** THE INPUT follows **

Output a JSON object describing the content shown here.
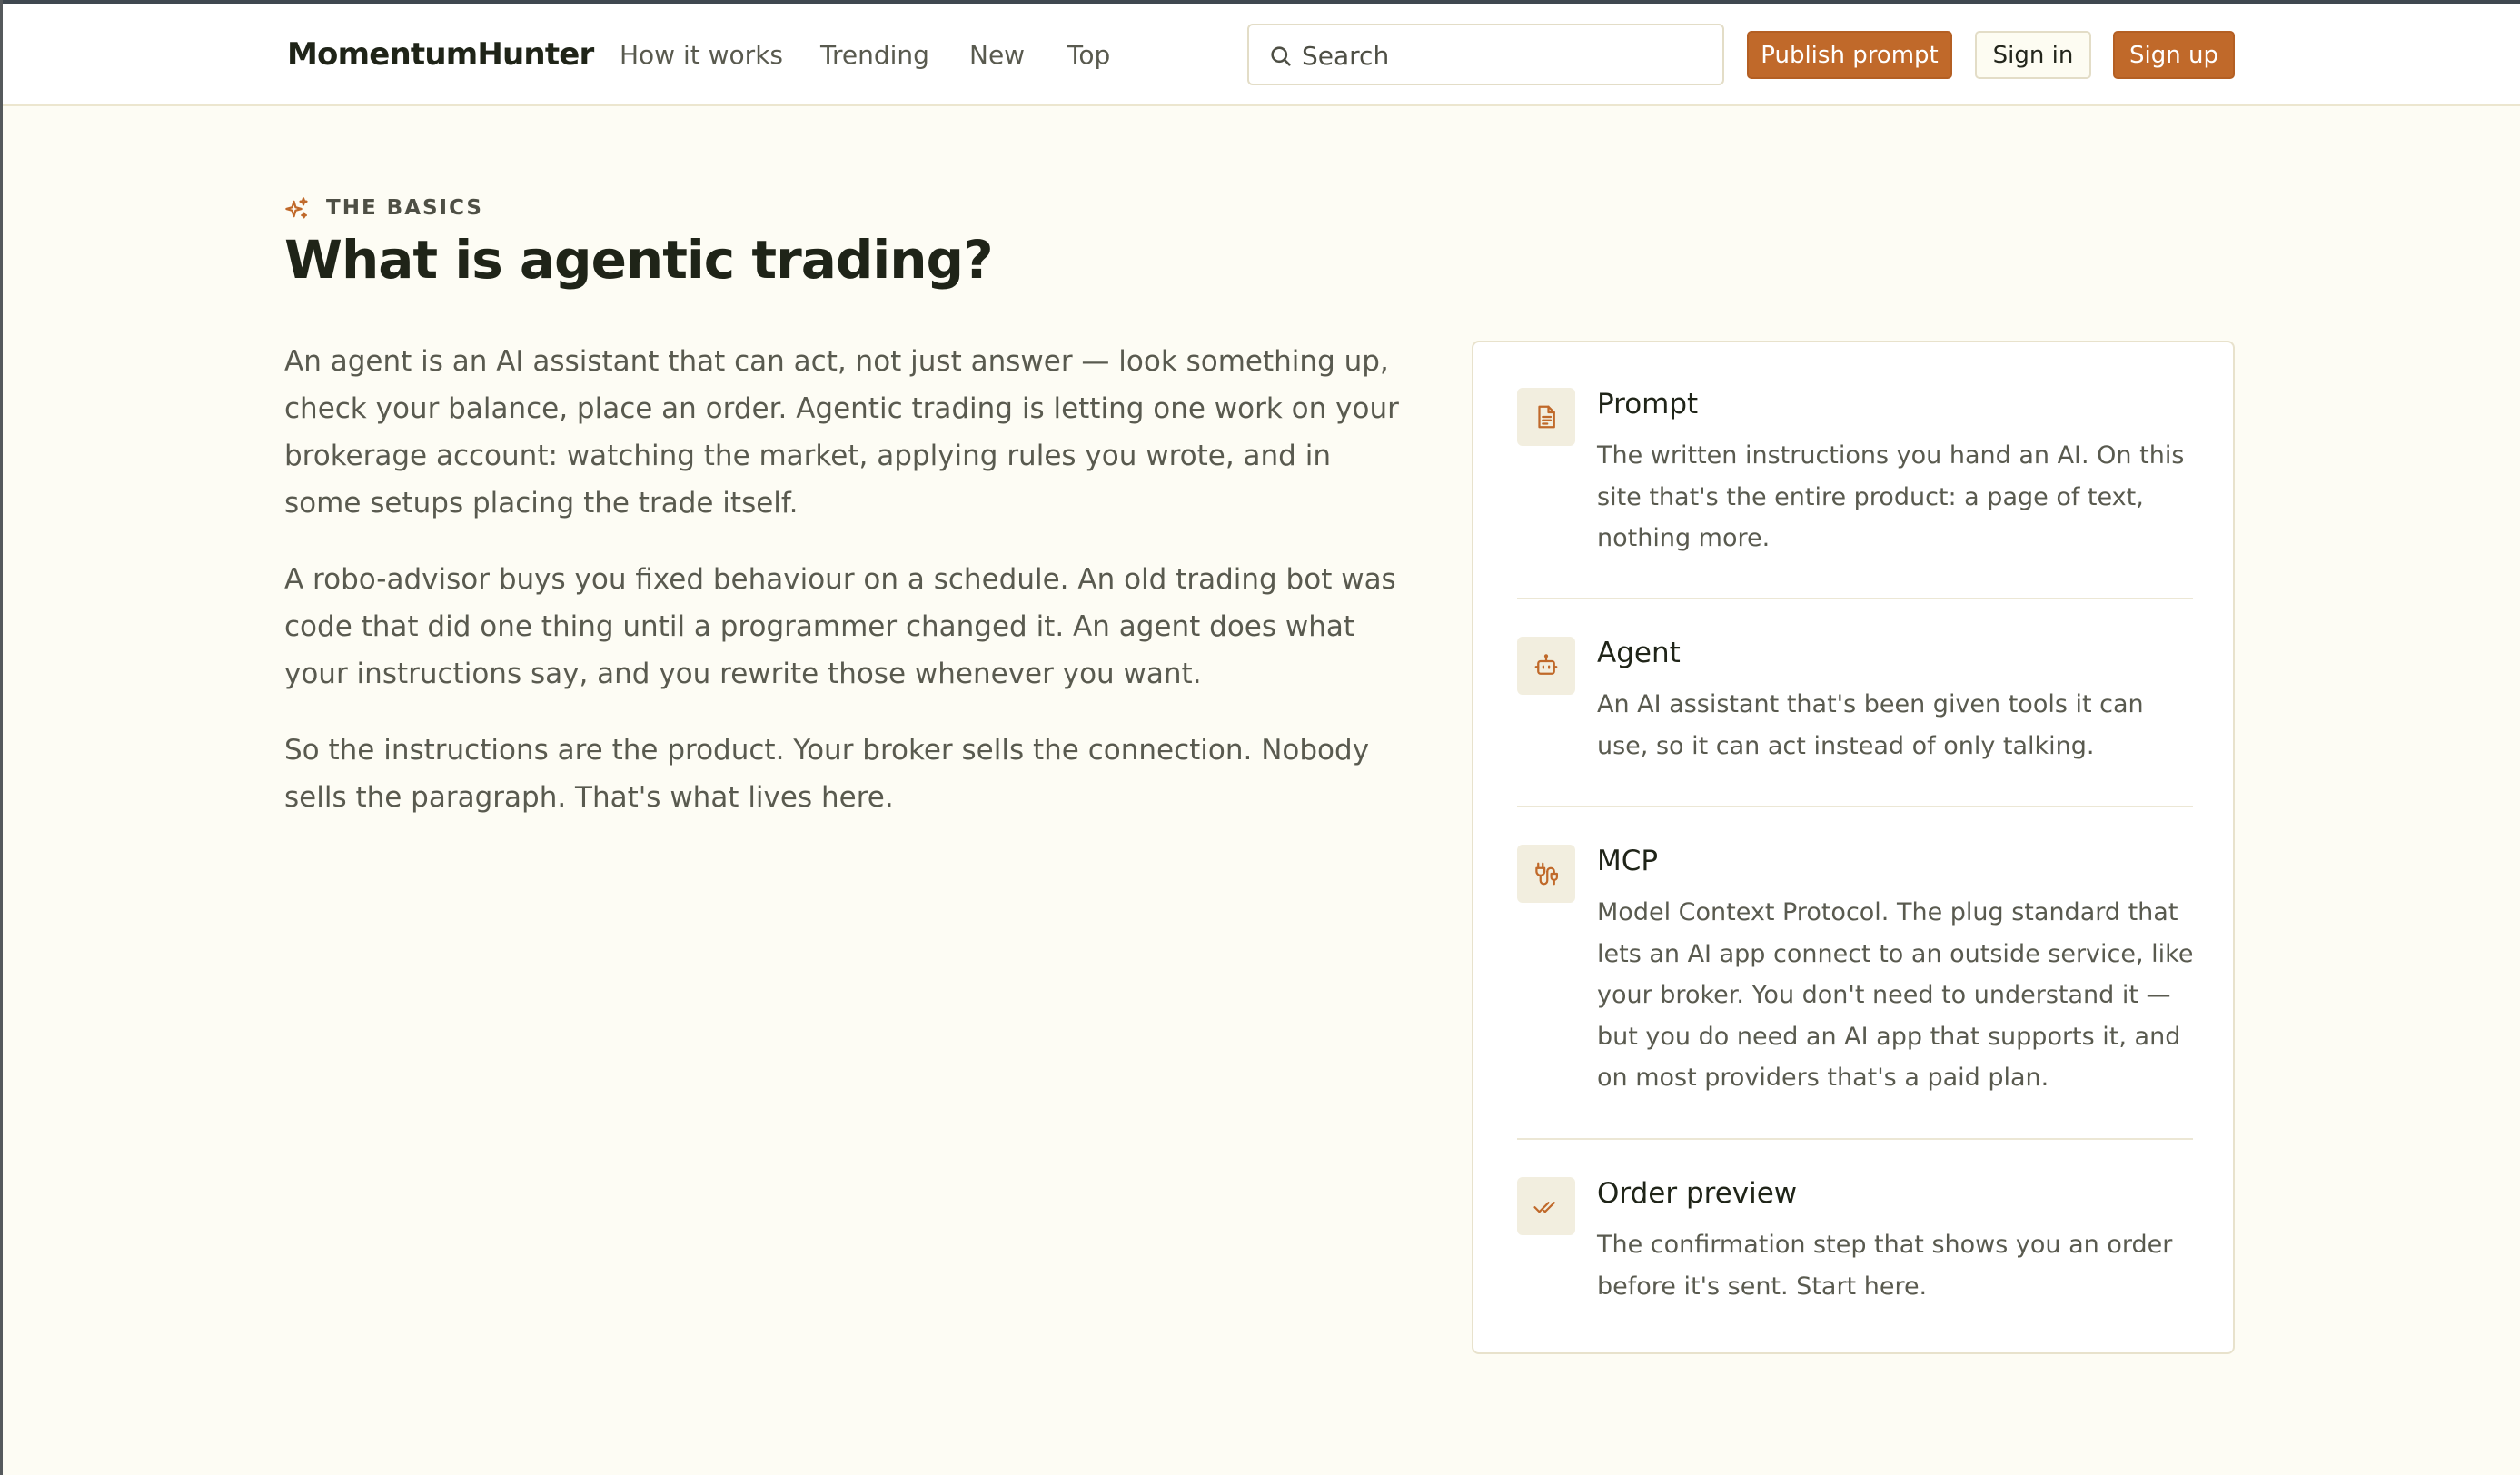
{
  "brand": "MomentumHunter",
  "nav": {
    "items": [
      "How it works",
      "Trending",
      "New",
      "Top"
    ]
  },
  "search": {
    "placeholder": "Search",
    "icon": "search-icon"
  },
  "actions": {
    "publish": "Publish prompt",
    "sign_in": "Sign in",
    "sign_up": "Sign up"
  },
  "colors": {
    "accent": "#c0692a",
    "background": "#fdfcf4",
    "heading": "#1f2418",
    "text": "#595a4f",
    "border": "#e8e2cc"
  },
  "section": {
    "eyebrow_icon": "sparkles-icon",
    "eyebrow": "THE BASICS",
    "title": "What is agentic trading?",
    "paragraphs": [
      "An agent is an AI assistant that can act, not just answer — look something up, check your balance, place an order. Agentic trading is letting one work on your brokerage account: watching the market, applying rules you wrote, and in some setups placing the trade itself.",
      "A robo-advisor buys you fixed behaviour on a schedule. An old trading bot was code that did one thing until a programmer changed it. An agent does what your instructions say, and you rewrite those whenever you want.",
      "So the instructions are the product. Your broker sells the connection. Nobody sells the paragraph. That's what lives here."
    ]
  },
  "glossary": [
    {
      "icon": "document-icon",
      "term": "Prompt",
      "definition": "The written instructions you hand an AI. On this site that's the entire product: a page of text, nothing more."
    },
    {
      "icon": "robot-icon",
      "term": "Agent",
      "definition": "An AI assistant that's been given tools it can use, so it can act instead of only talking."
    },
    {
      "icon": "plug-icon",
      "term": "MCP",
      "definition": "Model Context Protocol. The plug standard that lets an AI app connect to an outside service, like your broker. You don't need to understand it — but you do need an AI app that supports it, and on most providers that's a paid plan."
    },
    {
      "icon": "double-check-icon",
      "term": "Order preview",
      "definition": "The confirmation step that shows you an order before it's sent. Start here."
    }
  ]
}
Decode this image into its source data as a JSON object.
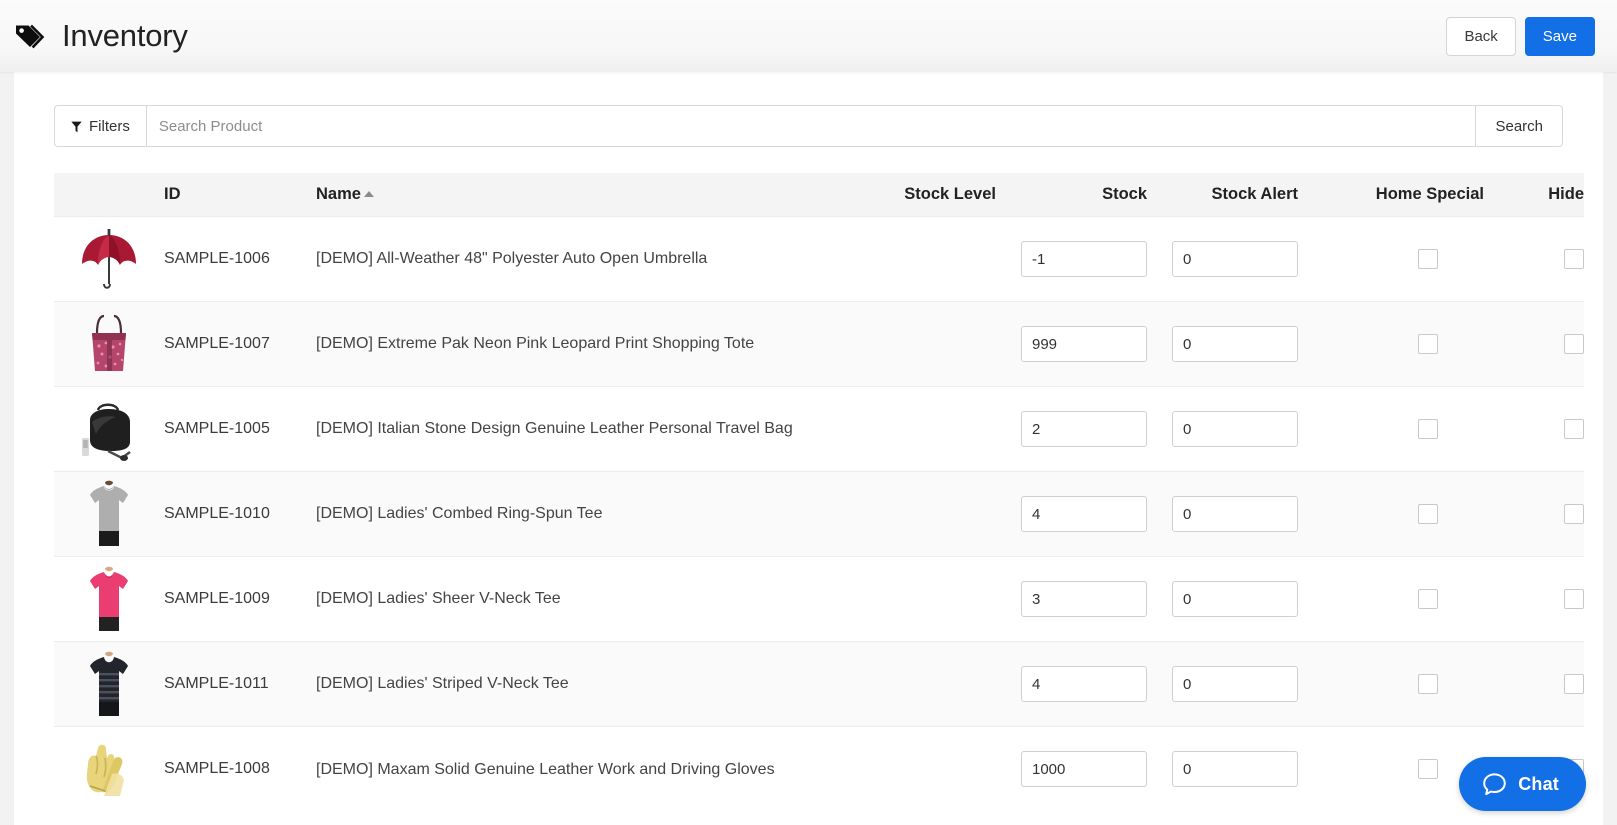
{
  "header": {
    "title": "Inventory",
    "icon": "tag-icon",
    "back_label": "Back",
    "save_label": "Save",
    "accent_color": "#126fe5"
  },
  "search": {
    "filters_label": "Filters",
    "filters_icon": "funnel-icon",
    "placeholder": "Search Product",
    "value": "",
    "search_label": "Search"
  },
  "table": {
    "columns": {
      "thumb": "",
      "id": "ID",
      "name": "Name",
      "stock_level": "Stock Level",
      "stock": "Stock",
      "stock_alert": "Stock Alert",
      "home_special": "Home Special",
      "hide": "Hide"
    },
    "sort": {
      "column": "Name",
      "direction": "asc",
      "icon": "sort-asc-caret-icon"
    },
    "rows": [
      {
        "id": "SAMPLE-1006",
        "name": "[DEMO] All-Weather 48\" Polyester Auto Open Umbrella",
        "thumb": "umbrella-thumbnail",
        "stock_level": "",
        "stock": "-1",
        "stock_alert": "0",
        "home_special": false,
        "hide": false
      },
      {
        "id": "SAMPLE-1007",
        "name": "[DEMO] Extreme Pak Neon Pink Leopard Print Shopping Tote",
        "thumb": "tote-bag-thumbnail",
        "stock_level": "",
        "stock": "999",
        "stock_alert": "0",
        "home_special": false,
        "hide": false
      },
      {
        "id": "SAMPLE-1005",
        "name": "[DEMO] Italian Stone Design Genuine Leather Personal Travel Bag",
        "thumb": "travel-bag-thumbnail",
        "stock_level": "",
        "stock": "2",
        "stock_alert": "0",
        "home_special": false,
        "hide": false
      },
      {
        "id": "SAMPLE-1010",
        "name": "[DEMO] Ladies' Combed Ring-Spun Tee",
        "thumb": "gray-tee-thumbnail",
        "stock_level": "",
        "stock": "4",
        "stock_alert": "0",
        "home_special": false,
        "hide": false
      },
      {
        "id": "SAMPLE-1009",
        "name": "[DEMO] Ladies' Sheer V-Neck Tee",
        "thumb": "pink-tee-thumbnail",
        "stock_level": "",
        "stock": "3",
        "stock_alert": "0",
        "home_special": false,
        "hide": false
      },
      {
        "id": "SAMPLE-1011",
        "name": "[DEMO] Ladies' Striped V-Neck Tee",
        "thumb": "striped-tee-thumbnail",
        "stock_level": "",
        "stock": "4",
        "stock_alert": "0",
        "home_special": false,
        "hide": false
      },
      {
        "id": "SAMPLE-1008",
        "name": "[DEMO] Maxam Solid Genuine Leather Work and Driving Gloves",
        "thumb": "gloves-thumbnail",
        "stock_level": "",
        "stock": "1000",
        "stock_alert": "0",
        "home_special": false,
        "hide": false
      }
    ]
  },
  "chat": {
    "label": "Chat",
    "icon": "chat-bubble-icon",
    "color": "#126fe5"
  }
}
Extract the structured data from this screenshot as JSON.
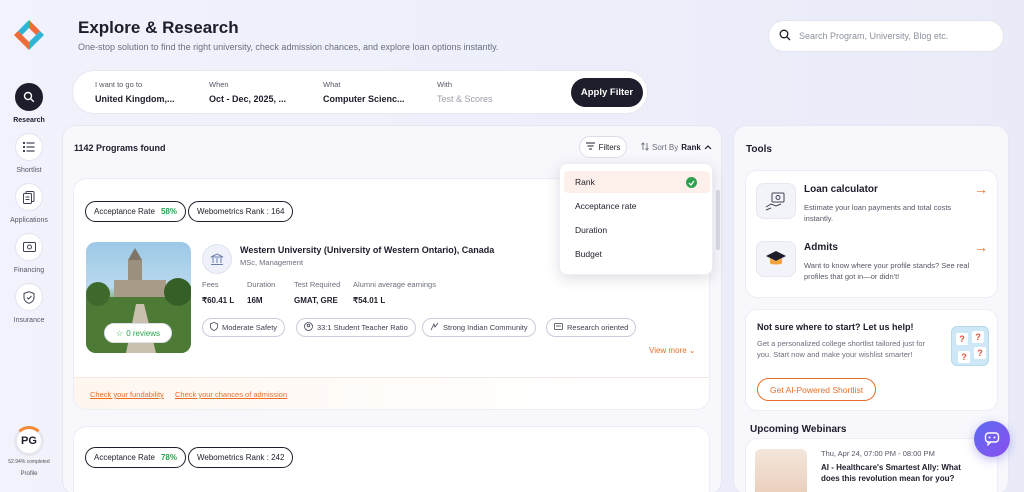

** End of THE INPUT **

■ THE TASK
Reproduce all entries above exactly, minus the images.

■ RESPONSE TO THE EXERCISE
Output a JSON object describing the content shown here.
{
  "brand": "MomentumHunter",
  "nav": {
    "items": [
      "How it works",
      "Trending",
      "New",
      "Top"
    ]
  },
  "search": {
    "placeholder": "Search",
    "icon": "search-icon"
  },
  "actions": {
    "publish": "Publish prompt",
    "sign_in": "Sign in",
    "sign_up": "Sign up"
  },
  "colors": {
    "accent": "#c0692a",
    "background": "#fdfcf4",
    "heading": "#1f2418",
    "text": "#595a4f",
    "border": "#e8e2cc"
  },
  "section": {
    "eyebrow_icon": "sparkles-icon",
    "eyebrow": "THE BASICS",
    "title": "What is agentic trading?",
    "paragraphs": [
      "An agent is an AI assistant that can act, not just answer — look something up, check your balance, place an order. Agentic trading is letting one work on your brokerage account: watching the market, applying rules you wrote, and in some setups placing the trade itself.",
      "A robo-advisor buys you fixed behaviour on a schedule. An old trading bot was code that did one thing until a programmer changed it. An agent does what your instructions say, and you rewrite those whenever you want.",
      "So the instructions are the product. Your broker sells the connection. Nobody sells the paragraph. That's what lives here."
    ]
  },
  "glossary": [
    {
      "icon": "document-icon",
      "term": "Prompt",
      "definition": "The written instructions you hand an AI. On this site that's the entire product: a page of text, nothing more."
    },
    {
      "icon": "robot-icon",
      "term": "Agent",
      "definition": "An AI assistant that's been given tools it can use, so it can act instead of only talking."
    },
    {
      "icon": "plug-icon",
      "term": "MCP",
      "definition": "Model Context Protocol. The plug standard that lets an AI app connect to an outside service, like your broker. You don't need to understand it — but you do need an AI app that supports it, and on most providers that's a paid plan."
    },
    {
      "icon": "double-check-icon",
      "term": "Order preview",
      "definition": "The confirmation step that shows you an order before it's sent. Start here."
    }
  ]
}
Decode this image into its source data as a JSON object.
{
  "header": {
    "title": "Inventory",
    "icon": "tag-icon",
    "back_label": "Back",
    "save_label": "Save",
    "accent_color": "#126fe5"
  },
  "search": {
    "filters_label": "Filters",
    "filters_icon": "funnel-icon",
    "placeholder": "Search Product",
    "value": "",
    "search_label": "Search"
  },
  "table": {
    "columns": {
      "thumb": "",
      "id": "ID",
      "name": "Name",
      "stock_level": "Stock Level",
      "stock": "Stock",
      "stock_alert": "Stock Alert",
      "home_special": "Home Special",
      "hide": "Hide"
    },
    "sort": {
      "column": "Name",
      "direction": "asc",
      "icon": "sort-asc-caret-icon"
    },
    "rows": [
      {
        "id": "SAMPLE-1006",
        "name": "[DEMO] All-Weather 48\" Polyester Auto Open Umbrella",
        "thumb": "umbrella-thumbnail",
        "stock_level": "",
        "stock": "-1",
        "stock_alert": "0",
        "home_special": false,
        "hide": false
      },
      {
        "id": "SAMPLE-1007",
        "name": "[DEMO] Extreme Pak Neon Pink Leopard Print Shopping Tote",
        "thumb": "tote-bag-thumbnail",
        "stock_level": "",
        "stock": "999",
        "stock_alert": "0",
        "home_special": false,
        "hide": false
      },
      {
        "id": "SAMPLE-1005",
        "name": "[DEMO] Italian Stone Design Genuine Leather Personal Travel Bag",
        "thumb": "travel-bag-thumbnail",
        "stock_level": "",
        "stock": "2",
        "stock_alert": "0",
        "home_special": false,
        "hide": false
      },
      {
        "id": "SAMPLE-1010",
        "name": "[DEMO] Ladies' Combed Ring-Spun Tee",
        "thumb": "gray-tee-thumbnail",
        "stock_level": "",
        "stock": "4",
        "stock_alert": "0",
        "home_special": false,
        "hide": false
      },
      {
        "id": "SAMPLE-1009",
        "name": "[DEMO] Ladies' Sheer V-Neck Tee",
        "thumb": "pink-tee-thumbnail",
        "stock_level": "",
        "stock": "3",
        "stock_alert": "0",
        "home_special": false,
        "hide": false
      },
      {
        "id": "SAMPLE-1011",
        "name": "[DEMO] Ladies' Striped V-Neck Tee",
        "thumb": "striped-tee-thumbnail",
        "stock_level": "",
        "stock": "4",
        "stock_alert": "0",
        "home_special": false,
        "hide": false
      },
      {
        "id": "SAMPLE-1008",
        "name": "[DEMO] Maxam Solid Genuine Leather Work and Driving Gloves",
        "thumb": "gloves-thumbnail",
        "stock_level": "",
        "stock": "1000",
        "stock_alert": "0",
        "home_special": false,
        "hide": false
      }
    ]
  },
  "chat": {
    "label": "Chat",
    "icon": "chat-bubble-icon",
    "color": "#126fe5"
  }
}
Extract the structured data from this screenshot as JSON.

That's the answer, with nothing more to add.